Ghana recorded new HIV infections of 18,928 in the year 2020, bringing the number of people living with the virus to a cumulative figure of 346,120 at the end of the year. AIDs related deaths for the year was 12,758.
Out of the total HIV population, females constitute 66 per cent while males constitute 34 per cent of the figure. Also, 92 per cent of those carrying the virus are adults within the age bracket of 14 and above, while children from 14 years and below constitute two per cent of those carrying the virus.
For the new infections of over 18,000, females make up 83 per cent of those infected while the male population is 17 per cent. Again, out of the figure, 53 per cent are adults aged 25 years and above; 28 per cent are young adults between 14 and 25 years; while children below 14 years constitute 19 per cent of the infected.
Providing an update on the country’s HIV and AIDs response during a media engagement in Koforidua over the weekend, Mr Kyeremeh Atuahene, the Director General of the Ghana Aids Commission (GAC), said HIV still remains a public health concern because it is among the 10 top causes of deaths in the country.
He expressed worries about the fact that even though treatment exists to suppress the viral load and keep those carrying the virus alive, people are still dying because they either do not access the treatment or do not have access to same.
“There are many people infected with HIV who should be on treatment, but are not. Some resort to herbal treatments, and are made to believe claims that they are healed, and therefore stop accessing treatment,” he stated.
Mr Atuahene advised those living with the virus to commit to their treatment, explaining that “treatment helps to break the chain of infections by suppressing the viral load of the infected person so that after sometimes the virus is no longer transmittable from the infected person.”
The GAC Director General explained that the most vulnerable groups when it comes to HIV infections are men who sleep with men(MSM) and sex workers, who are 10.6 times and four times at risk, respectively, of getting infected with the virus.
He said in the fight against the epidemic, the focus must first be on these groups and their partners in order to break the chain of infections. “We don’t support their activities; all we are interested in is the health of the public,” he stressed.
Mr Atuahene stated categorically that the Ghana Aids Commission is not against the LGBTIQQAAP+ bill.
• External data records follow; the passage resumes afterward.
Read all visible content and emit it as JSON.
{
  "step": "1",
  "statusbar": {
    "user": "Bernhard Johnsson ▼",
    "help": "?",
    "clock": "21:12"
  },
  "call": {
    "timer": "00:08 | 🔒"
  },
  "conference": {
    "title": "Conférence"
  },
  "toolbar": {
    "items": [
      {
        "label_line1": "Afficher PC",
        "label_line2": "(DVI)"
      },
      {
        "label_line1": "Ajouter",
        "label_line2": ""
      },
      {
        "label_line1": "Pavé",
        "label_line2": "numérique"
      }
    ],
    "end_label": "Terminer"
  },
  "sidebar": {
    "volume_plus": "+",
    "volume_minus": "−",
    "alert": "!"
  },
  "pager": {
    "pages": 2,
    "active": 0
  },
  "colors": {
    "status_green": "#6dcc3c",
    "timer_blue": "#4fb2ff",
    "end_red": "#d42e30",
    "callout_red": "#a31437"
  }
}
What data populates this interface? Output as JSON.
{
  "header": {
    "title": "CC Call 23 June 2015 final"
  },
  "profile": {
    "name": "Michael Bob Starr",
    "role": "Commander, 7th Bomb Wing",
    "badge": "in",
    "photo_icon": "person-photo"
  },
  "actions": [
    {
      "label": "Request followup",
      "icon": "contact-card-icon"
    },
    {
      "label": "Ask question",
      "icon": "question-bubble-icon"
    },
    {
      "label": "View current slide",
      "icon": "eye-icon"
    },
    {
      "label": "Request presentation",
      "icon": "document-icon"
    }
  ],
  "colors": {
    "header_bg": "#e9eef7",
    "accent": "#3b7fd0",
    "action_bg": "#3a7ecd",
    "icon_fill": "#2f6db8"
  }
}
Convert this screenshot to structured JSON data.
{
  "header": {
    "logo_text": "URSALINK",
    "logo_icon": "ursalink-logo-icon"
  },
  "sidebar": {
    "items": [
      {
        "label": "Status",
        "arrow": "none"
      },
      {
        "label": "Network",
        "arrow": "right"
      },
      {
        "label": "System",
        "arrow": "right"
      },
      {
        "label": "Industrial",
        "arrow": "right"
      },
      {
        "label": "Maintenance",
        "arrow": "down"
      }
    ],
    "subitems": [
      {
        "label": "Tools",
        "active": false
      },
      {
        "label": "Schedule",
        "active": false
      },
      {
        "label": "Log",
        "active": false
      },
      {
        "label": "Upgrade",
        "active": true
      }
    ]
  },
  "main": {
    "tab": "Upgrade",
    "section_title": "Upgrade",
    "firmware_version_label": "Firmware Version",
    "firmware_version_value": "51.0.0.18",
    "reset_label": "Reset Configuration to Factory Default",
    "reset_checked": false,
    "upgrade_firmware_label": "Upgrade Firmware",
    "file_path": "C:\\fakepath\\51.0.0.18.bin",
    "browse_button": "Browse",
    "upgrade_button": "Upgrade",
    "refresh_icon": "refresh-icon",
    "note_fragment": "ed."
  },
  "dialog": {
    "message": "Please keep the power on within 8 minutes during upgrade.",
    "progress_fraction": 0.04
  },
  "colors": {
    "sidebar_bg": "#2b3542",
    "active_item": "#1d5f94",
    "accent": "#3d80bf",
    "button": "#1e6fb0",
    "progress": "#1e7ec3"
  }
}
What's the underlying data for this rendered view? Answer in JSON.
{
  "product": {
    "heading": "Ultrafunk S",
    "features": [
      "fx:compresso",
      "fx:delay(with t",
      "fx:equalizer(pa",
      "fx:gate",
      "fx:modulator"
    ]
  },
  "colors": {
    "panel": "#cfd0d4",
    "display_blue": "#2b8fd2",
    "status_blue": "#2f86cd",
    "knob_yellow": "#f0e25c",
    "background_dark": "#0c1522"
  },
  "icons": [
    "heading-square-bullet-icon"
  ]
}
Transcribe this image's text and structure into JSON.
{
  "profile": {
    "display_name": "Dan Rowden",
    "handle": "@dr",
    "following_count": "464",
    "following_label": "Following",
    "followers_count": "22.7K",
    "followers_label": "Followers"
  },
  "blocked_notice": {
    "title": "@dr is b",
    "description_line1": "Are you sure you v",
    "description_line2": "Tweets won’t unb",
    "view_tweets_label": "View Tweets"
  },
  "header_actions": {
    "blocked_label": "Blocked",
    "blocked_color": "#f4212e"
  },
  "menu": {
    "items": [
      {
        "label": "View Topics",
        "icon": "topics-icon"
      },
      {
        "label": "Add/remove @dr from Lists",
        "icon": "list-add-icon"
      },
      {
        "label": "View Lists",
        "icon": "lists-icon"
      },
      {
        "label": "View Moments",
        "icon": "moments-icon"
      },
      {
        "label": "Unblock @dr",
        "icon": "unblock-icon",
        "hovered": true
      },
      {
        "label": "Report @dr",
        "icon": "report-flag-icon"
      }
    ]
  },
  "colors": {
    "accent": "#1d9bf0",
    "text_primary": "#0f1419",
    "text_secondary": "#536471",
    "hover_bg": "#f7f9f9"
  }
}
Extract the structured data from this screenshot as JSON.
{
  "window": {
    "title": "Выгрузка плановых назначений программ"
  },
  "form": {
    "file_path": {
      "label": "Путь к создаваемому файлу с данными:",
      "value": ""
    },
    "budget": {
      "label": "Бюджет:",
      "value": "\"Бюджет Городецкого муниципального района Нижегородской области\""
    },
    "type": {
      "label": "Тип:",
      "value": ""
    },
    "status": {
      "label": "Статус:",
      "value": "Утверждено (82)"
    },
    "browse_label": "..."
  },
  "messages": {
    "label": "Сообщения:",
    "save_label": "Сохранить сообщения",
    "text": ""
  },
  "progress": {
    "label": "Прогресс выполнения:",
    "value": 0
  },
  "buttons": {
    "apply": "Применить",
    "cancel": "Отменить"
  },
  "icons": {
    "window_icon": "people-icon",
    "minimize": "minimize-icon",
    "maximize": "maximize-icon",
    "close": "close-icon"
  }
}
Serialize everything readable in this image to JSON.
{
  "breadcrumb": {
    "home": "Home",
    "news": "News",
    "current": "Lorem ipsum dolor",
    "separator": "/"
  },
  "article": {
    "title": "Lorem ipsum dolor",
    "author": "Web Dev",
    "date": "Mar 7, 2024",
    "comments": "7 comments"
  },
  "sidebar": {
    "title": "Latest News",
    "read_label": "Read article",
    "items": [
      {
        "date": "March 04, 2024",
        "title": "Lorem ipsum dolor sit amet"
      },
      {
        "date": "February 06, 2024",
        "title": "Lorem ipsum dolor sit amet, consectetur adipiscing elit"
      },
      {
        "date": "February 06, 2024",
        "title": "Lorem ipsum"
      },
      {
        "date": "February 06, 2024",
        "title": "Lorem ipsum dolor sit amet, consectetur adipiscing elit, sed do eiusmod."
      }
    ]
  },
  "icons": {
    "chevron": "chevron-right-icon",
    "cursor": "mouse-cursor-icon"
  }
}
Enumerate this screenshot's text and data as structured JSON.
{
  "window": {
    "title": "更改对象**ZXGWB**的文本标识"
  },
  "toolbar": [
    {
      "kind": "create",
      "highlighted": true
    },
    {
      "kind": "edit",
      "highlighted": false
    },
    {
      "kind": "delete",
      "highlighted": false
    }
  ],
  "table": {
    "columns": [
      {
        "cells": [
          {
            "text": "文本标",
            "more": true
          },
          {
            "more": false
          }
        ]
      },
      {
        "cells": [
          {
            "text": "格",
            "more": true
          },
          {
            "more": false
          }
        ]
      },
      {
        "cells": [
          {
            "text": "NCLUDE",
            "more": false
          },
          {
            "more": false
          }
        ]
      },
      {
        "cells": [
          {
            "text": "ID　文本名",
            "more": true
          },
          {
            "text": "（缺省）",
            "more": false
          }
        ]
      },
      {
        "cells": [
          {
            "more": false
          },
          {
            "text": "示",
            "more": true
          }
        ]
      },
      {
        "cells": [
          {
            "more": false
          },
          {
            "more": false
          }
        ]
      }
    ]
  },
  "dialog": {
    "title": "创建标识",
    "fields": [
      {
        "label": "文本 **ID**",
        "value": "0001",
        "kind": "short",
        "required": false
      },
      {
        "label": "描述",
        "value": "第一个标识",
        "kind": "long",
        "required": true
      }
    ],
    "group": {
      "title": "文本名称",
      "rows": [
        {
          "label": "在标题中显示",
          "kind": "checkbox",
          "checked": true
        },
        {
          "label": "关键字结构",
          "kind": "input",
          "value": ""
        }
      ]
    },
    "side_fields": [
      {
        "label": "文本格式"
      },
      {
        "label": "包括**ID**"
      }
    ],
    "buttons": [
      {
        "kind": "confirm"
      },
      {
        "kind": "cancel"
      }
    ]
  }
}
The Commission, he said, is however concerned that some provisions in the bill in its current form could pose a challenge to its work.
He fears some provisions in the bill “will drive key populations underground, and when that happens they will not access HIV services, and that can lead to the spread of the virus.”